Assignment:
Wherever the word "LUEPRINT" appears in a line of the records, copy that line.

-=-=-=-=-

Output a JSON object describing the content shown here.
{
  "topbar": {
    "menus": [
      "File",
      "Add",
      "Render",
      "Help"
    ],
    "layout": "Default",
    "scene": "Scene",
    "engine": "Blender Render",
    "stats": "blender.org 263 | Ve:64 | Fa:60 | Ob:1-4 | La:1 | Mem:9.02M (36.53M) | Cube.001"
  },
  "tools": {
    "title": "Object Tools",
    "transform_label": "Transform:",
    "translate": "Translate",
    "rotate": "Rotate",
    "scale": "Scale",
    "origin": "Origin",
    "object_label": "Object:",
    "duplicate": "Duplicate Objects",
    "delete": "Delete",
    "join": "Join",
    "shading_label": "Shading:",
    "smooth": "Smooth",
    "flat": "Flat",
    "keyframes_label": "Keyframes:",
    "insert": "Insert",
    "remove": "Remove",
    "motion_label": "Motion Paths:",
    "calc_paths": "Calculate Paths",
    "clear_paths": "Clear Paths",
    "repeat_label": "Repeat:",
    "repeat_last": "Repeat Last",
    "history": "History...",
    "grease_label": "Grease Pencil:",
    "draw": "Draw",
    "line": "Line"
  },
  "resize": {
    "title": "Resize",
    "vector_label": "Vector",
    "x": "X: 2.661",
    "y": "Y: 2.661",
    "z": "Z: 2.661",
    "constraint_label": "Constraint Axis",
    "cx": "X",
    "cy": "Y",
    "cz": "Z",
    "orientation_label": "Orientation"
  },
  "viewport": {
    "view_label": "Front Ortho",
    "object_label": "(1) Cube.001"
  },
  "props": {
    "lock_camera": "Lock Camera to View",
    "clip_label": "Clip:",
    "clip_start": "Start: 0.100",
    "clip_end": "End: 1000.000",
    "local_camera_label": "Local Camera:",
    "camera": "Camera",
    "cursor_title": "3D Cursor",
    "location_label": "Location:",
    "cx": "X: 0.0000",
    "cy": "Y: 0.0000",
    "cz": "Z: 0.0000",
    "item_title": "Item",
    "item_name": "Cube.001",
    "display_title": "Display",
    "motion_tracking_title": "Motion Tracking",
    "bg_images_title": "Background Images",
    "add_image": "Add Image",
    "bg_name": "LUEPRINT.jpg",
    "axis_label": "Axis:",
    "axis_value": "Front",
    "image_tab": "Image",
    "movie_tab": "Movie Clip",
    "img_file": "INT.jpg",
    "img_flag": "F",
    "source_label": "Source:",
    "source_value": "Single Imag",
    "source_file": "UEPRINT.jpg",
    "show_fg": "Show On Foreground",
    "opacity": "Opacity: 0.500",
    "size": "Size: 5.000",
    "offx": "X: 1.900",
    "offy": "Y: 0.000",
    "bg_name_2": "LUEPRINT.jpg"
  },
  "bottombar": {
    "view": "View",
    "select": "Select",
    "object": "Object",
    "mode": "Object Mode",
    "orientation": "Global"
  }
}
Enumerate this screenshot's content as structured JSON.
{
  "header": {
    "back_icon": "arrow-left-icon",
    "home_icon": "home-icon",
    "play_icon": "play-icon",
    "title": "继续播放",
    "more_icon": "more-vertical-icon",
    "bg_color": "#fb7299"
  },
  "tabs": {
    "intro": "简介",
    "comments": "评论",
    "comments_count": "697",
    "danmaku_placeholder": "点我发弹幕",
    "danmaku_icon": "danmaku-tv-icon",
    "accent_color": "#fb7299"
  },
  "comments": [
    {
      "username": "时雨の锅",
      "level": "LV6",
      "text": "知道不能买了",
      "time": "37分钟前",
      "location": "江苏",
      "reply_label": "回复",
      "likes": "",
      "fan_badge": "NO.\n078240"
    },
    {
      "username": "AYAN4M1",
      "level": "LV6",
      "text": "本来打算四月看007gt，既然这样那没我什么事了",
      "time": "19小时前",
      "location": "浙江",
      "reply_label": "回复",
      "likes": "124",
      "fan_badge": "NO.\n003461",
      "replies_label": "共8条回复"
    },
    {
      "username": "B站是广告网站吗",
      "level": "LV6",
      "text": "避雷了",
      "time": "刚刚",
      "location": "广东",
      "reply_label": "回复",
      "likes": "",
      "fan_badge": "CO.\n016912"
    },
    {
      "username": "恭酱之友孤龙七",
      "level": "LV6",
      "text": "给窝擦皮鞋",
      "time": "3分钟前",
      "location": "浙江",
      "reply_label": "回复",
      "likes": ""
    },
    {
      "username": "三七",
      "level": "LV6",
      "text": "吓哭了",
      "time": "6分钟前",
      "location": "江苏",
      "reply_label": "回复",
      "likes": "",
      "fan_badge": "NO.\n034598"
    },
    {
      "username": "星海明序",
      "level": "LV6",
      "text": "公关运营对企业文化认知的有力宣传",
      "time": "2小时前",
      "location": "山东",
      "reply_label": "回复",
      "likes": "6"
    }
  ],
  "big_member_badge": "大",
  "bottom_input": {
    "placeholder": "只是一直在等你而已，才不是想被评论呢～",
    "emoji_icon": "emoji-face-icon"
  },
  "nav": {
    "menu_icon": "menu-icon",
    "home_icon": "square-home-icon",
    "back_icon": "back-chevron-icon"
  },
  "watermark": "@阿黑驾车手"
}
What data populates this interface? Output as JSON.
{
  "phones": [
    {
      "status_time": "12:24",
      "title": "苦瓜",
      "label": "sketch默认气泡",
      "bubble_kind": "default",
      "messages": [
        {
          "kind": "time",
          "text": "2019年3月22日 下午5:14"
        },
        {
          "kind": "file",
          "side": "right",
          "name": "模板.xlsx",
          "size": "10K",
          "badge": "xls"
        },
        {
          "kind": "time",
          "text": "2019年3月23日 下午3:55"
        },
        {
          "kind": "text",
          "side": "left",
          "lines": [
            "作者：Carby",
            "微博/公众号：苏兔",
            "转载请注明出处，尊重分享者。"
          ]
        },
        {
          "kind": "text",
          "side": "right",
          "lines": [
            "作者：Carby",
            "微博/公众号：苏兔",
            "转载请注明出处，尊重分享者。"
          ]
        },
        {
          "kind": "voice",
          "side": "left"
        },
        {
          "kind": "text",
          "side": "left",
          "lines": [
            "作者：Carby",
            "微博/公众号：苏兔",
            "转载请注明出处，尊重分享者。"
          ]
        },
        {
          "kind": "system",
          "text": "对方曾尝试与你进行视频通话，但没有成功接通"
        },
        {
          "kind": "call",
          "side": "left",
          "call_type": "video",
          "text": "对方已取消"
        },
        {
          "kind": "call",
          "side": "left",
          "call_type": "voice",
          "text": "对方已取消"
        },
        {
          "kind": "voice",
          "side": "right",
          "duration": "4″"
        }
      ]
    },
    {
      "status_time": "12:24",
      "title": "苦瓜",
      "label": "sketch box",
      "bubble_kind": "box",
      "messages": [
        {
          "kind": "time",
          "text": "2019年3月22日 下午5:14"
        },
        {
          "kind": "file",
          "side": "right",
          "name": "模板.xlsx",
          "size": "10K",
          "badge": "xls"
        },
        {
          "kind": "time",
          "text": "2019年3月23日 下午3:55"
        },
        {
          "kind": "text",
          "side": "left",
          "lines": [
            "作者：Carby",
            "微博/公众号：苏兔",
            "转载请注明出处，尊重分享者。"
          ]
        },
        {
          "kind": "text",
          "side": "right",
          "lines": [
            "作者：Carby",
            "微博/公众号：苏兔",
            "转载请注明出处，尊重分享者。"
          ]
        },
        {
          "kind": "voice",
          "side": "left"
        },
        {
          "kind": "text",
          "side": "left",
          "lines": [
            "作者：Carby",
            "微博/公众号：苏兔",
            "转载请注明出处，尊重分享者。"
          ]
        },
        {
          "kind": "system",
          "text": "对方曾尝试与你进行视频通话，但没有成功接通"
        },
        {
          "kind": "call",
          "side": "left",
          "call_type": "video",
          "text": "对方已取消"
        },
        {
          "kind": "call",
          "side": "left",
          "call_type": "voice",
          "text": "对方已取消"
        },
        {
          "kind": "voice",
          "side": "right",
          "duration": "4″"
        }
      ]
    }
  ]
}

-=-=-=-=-

Task output:
    "bg_name": "LUEPRINT.jpg",
    "bg_name_2": "LUEPRINT.jpg"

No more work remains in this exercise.